(Dataset records)
□ □ □ □ □

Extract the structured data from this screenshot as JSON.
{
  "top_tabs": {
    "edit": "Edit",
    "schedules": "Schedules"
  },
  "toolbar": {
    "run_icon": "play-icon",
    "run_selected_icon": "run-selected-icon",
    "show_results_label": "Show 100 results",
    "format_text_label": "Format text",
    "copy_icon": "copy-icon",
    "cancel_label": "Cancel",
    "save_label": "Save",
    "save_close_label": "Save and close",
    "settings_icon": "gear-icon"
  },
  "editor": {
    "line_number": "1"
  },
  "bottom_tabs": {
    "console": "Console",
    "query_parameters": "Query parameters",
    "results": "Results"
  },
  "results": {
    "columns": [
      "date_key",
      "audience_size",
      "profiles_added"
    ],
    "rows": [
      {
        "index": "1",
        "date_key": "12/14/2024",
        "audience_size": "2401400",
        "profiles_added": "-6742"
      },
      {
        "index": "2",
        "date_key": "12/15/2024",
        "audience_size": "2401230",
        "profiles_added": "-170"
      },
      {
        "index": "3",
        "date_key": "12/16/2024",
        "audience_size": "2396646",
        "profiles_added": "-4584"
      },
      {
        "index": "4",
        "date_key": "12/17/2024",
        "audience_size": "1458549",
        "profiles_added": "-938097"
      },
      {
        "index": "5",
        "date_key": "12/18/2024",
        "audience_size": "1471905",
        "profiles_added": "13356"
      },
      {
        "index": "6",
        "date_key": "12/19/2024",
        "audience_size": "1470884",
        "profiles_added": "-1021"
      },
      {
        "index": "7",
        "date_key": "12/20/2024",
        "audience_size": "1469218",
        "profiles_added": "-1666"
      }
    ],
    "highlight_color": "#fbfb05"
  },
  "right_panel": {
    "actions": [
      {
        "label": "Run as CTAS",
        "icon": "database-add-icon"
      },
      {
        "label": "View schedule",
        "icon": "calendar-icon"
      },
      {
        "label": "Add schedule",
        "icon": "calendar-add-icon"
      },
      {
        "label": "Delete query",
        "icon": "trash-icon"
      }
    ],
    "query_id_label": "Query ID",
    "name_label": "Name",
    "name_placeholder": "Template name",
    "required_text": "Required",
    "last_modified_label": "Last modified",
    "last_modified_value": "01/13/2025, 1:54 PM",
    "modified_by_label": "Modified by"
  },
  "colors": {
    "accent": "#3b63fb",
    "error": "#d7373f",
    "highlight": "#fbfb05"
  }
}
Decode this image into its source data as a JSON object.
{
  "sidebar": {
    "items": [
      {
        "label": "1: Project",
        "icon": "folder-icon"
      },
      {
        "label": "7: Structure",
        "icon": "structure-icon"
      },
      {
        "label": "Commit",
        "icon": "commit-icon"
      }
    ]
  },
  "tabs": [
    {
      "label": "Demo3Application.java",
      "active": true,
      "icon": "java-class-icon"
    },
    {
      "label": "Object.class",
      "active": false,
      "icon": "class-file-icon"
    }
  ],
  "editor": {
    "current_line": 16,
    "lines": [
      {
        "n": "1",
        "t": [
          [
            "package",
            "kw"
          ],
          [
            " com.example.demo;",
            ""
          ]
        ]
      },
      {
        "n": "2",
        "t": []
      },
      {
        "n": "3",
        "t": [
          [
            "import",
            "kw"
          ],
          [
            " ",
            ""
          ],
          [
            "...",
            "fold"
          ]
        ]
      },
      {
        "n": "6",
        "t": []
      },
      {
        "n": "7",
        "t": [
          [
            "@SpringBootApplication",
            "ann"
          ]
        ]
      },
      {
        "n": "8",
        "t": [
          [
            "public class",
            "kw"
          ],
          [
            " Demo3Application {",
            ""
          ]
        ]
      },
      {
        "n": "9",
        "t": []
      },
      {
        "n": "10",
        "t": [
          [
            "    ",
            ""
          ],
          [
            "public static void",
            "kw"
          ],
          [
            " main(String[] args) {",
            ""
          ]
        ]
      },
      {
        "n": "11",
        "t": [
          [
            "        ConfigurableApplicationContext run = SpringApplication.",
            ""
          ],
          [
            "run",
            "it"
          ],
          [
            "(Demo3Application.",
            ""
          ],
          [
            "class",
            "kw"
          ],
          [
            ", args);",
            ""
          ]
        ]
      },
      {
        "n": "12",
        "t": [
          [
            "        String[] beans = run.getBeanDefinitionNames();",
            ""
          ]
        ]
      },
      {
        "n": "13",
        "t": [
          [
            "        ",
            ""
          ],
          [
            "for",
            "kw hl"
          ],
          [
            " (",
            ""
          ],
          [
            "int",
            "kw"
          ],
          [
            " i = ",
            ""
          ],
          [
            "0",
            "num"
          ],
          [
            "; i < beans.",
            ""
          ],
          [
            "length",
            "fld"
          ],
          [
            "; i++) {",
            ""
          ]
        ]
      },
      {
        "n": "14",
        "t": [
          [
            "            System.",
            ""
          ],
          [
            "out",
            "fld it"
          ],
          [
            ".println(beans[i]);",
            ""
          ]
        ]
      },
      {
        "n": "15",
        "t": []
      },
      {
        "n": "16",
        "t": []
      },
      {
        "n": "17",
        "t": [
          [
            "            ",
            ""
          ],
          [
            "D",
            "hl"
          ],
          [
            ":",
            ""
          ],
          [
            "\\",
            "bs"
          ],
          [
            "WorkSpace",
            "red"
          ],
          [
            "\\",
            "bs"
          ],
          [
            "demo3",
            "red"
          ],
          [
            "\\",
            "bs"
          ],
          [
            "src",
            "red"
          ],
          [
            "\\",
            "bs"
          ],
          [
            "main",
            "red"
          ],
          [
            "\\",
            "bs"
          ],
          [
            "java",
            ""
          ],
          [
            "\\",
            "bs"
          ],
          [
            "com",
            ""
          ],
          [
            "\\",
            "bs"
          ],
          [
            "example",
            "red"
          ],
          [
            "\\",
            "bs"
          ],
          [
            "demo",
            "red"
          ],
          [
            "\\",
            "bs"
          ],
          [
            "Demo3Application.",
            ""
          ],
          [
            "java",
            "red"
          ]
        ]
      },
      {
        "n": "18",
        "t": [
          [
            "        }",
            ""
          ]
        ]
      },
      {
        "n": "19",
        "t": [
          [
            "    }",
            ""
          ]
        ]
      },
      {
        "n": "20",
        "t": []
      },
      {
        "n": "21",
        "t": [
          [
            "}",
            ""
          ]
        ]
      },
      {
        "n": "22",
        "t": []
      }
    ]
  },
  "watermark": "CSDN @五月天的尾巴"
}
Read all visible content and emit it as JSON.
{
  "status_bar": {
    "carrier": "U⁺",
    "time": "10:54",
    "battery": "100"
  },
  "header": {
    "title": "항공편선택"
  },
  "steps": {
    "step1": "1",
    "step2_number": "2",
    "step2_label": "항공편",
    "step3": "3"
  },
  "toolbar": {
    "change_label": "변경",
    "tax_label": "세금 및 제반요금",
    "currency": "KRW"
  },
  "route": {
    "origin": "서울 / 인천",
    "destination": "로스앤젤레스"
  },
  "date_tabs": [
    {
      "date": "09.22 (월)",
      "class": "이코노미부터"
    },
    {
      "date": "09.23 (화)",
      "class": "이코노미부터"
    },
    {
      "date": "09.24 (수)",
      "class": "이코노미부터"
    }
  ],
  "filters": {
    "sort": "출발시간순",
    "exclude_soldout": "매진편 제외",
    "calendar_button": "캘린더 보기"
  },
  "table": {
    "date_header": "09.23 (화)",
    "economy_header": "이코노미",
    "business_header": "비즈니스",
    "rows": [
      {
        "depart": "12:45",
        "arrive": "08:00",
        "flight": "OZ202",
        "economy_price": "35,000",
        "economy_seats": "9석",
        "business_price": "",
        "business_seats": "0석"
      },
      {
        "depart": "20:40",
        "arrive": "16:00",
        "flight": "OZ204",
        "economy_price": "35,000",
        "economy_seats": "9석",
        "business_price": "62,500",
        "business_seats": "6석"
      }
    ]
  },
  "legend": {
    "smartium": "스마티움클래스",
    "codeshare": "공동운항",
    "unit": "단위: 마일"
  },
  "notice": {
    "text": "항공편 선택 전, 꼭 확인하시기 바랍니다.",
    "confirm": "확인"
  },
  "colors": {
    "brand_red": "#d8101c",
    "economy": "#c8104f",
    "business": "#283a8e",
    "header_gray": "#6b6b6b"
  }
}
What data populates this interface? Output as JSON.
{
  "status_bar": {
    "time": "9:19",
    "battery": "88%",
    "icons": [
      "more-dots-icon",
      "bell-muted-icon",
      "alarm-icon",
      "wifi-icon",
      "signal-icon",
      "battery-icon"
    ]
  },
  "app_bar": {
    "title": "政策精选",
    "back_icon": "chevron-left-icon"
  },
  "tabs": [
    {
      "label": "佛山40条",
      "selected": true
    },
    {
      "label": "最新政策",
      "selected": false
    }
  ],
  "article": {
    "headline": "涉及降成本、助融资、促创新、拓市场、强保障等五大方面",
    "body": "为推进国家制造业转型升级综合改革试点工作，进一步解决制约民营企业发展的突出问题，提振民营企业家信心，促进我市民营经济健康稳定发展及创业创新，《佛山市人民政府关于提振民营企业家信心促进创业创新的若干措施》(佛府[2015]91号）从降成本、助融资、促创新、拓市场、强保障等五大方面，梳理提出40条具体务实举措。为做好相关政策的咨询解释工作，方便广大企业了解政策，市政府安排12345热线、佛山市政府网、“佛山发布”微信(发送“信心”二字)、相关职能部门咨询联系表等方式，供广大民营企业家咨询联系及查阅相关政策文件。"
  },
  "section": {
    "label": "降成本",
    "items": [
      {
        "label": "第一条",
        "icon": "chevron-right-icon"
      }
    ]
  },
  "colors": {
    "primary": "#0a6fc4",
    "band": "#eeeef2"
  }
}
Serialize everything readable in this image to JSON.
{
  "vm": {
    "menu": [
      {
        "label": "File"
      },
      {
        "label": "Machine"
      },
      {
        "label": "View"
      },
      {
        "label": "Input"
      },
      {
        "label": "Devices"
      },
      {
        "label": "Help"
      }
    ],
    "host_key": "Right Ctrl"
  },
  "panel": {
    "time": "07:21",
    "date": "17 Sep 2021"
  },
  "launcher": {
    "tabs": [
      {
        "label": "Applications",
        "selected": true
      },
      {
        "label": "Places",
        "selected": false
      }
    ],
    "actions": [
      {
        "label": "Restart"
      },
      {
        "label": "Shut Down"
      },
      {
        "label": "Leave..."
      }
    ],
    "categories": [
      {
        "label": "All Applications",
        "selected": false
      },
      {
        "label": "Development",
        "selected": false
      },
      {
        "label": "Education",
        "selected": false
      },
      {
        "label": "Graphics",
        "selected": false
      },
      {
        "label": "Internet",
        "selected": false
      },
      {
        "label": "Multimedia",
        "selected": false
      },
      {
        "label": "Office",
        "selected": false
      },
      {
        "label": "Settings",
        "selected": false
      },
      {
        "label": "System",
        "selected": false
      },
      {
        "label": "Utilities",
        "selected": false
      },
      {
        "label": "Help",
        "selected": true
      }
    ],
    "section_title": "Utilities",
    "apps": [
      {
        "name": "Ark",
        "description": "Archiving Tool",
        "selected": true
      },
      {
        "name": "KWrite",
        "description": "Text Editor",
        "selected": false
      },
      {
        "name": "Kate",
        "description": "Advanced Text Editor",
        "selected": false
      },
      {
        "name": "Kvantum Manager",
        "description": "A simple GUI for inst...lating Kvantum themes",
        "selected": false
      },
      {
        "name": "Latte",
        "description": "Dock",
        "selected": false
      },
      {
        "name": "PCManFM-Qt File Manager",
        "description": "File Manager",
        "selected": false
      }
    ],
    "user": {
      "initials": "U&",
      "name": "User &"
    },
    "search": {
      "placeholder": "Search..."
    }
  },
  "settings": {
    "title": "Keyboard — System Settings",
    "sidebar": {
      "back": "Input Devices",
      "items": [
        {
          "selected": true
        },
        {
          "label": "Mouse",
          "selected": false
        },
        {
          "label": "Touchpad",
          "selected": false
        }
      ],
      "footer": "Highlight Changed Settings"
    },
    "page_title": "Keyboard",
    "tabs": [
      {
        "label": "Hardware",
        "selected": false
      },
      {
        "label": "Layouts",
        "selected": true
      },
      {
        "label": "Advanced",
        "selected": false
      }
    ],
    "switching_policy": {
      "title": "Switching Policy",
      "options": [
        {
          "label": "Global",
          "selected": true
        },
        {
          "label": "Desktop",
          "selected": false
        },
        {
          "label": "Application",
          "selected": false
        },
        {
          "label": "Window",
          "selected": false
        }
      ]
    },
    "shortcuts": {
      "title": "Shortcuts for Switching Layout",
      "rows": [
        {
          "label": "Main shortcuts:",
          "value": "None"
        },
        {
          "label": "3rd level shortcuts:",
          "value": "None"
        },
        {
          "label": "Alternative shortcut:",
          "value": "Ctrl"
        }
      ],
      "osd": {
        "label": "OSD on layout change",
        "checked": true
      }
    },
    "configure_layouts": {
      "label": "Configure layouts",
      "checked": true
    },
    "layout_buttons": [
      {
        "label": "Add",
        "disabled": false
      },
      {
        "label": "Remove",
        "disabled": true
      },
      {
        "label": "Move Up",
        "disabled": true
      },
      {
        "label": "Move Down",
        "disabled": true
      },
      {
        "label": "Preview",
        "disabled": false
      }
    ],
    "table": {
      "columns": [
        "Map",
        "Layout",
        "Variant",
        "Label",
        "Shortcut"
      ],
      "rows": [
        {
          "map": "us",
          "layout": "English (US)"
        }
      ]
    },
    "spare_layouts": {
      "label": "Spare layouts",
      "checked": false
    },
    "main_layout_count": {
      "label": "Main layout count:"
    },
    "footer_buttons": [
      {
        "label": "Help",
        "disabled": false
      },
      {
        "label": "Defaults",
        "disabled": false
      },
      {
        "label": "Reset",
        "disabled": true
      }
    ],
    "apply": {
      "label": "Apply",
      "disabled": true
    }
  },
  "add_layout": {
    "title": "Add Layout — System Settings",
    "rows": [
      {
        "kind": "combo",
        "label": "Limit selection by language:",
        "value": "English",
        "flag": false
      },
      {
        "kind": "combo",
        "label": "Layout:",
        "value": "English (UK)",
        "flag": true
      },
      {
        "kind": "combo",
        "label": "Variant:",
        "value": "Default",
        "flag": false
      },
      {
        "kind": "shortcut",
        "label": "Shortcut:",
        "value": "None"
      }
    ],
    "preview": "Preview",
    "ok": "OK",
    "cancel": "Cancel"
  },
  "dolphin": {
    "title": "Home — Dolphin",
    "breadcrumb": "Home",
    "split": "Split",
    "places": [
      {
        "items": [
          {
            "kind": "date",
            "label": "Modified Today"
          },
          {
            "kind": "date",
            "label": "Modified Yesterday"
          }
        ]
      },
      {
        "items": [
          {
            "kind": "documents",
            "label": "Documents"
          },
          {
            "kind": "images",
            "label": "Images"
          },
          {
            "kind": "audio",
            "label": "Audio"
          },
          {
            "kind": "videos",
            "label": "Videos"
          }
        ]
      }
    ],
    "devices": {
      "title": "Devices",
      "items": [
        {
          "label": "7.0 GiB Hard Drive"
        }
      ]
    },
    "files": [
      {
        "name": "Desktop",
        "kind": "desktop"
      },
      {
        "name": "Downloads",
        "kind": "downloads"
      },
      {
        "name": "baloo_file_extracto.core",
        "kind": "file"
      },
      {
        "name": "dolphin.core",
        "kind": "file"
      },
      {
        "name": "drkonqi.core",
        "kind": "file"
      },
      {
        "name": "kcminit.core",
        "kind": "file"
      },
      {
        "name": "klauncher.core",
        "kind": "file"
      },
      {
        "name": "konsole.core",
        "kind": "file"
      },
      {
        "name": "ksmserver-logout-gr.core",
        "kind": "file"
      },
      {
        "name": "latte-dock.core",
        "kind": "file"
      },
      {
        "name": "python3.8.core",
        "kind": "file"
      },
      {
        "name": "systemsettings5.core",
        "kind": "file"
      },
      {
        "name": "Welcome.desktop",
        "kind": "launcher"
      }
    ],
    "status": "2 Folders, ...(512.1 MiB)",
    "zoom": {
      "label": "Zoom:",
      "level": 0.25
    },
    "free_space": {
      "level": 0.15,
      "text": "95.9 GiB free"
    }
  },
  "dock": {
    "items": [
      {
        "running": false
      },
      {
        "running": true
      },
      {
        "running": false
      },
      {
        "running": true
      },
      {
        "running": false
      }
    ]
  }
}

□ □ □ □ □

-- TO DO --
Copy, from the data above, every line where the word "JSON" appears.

-- FINAL ANSWER --
Extract the structured data from this screenshot as JSON.
Decode this image into its source data as a JSON object.
Read all visible content and emit it as JSON.
What data populates this interface? Output as JSON.
Serialize everything readable in this image to JSON.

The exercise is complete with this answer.